With huge audiences, prize money, and betting, eSports resembles traditional sports more than ever before—and that also means match fixing. In Australia, five people have been charged with throwing Counter-Strike: Global Offensive matches to gain winnings after betting against themselves.
Back in August last year, six CS:GO players were arrested during an investigation into suspicious betting activity in a semi-professional eSports league. The investigation, by Victoria Police’s Sporting Integrity Intelligence Unit, covered more than five matches where more than 20 bets were placed.
Now, charges have been brought against five of those arrested. In a statement from Victoria Police, it’s revealed that four 20-year-olds and a 27-year-old have been charged with “use of corrupt conduct information for betting purposes,” which carries a maximum ten-year jail sentence.

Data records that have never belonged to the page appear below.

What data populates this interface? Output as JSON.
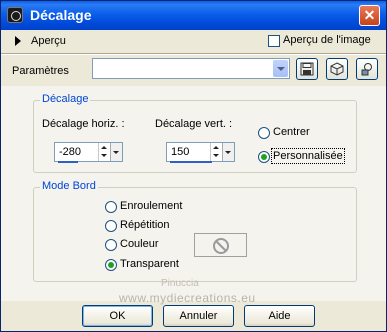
{
  "window": {
    "title": "Décalage",
    "close_label": "✕"
  },
  "preview": {
    "label": "Aperçu",
    "image_label": "Aperçu de l'image",
    "image_checked": false
  },
  "params": {
    "label": "Paramètres",
    "preset_value": ""
  },
  "offset": {
    "group_label": "Décalage",
    "horiz_label": "Décalage horiz. :",
    "horiz_value": "-280",
    "vert_label": "Décalage vert. :",
    "vert_value": "150",
    "options": [
      {
        "label": "Centrer",
        "selected": false
      },
      {
        "label": "Personnalisée",
        "selected": true
      }
    ]
  },
  "mode": {
    "group_label": "Mode Bord",
    "options": [
      {
        "label": "Enroulement",
        "selected": false
      },
      {
        "label": "Répétition",
        "selected": false
      },
      {
        "label": "Couleur",
        "selected": false
      },
      {
        "label": "Transparent",
        "selected": true
      }
    ]
  },
  "watermark": {
    "line1": "Pinuccia",
    "line2": "www.mydiecreations.eu"
  },
  "buttons": {
    "ok": "OK",
    "cancel": "Annuler",
    "help": "Aide"
  },
  "icons": {
    "preview": "triangle-right-icon",
    "save": "save-preset-icon",
    "reset": "reset-icon",
    "manage": "manage-presets-icon",
    "no_color": "no-color-icon"
  }
}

One of the five has also been charged with possession of cannabis and “conduct that corrupts or would corrupt a betting outcome of an event or event contingency.”
Speaking to ABC News last year, Assistant Commissioner Neil Paterson said AU$30,000 could have been won on the fixed matches. That amount is a drop in the water compared to what many top professionals make, but more than what some amateurs and semi-pros earn across their entire careers.
“The motivation is greed. It’s money,” Paterson said. “The people that are professional players can make millions of dollars. These players were at the other end.”
Match fixing is just one form of corruption that has been creeping into eSports over the last few years, something that University of Sydney lecturer Mark Johnson blames on the public’s lack of understanding of what eSports is.
“The video game industry is worth more than films and music combined, but they are still not taken seriously,” he said. “I don’t really watch traditional sports but I know what they are, whereas if you don’t watch esports you don’t know anything about them.”
The five men will appear in court this September 15.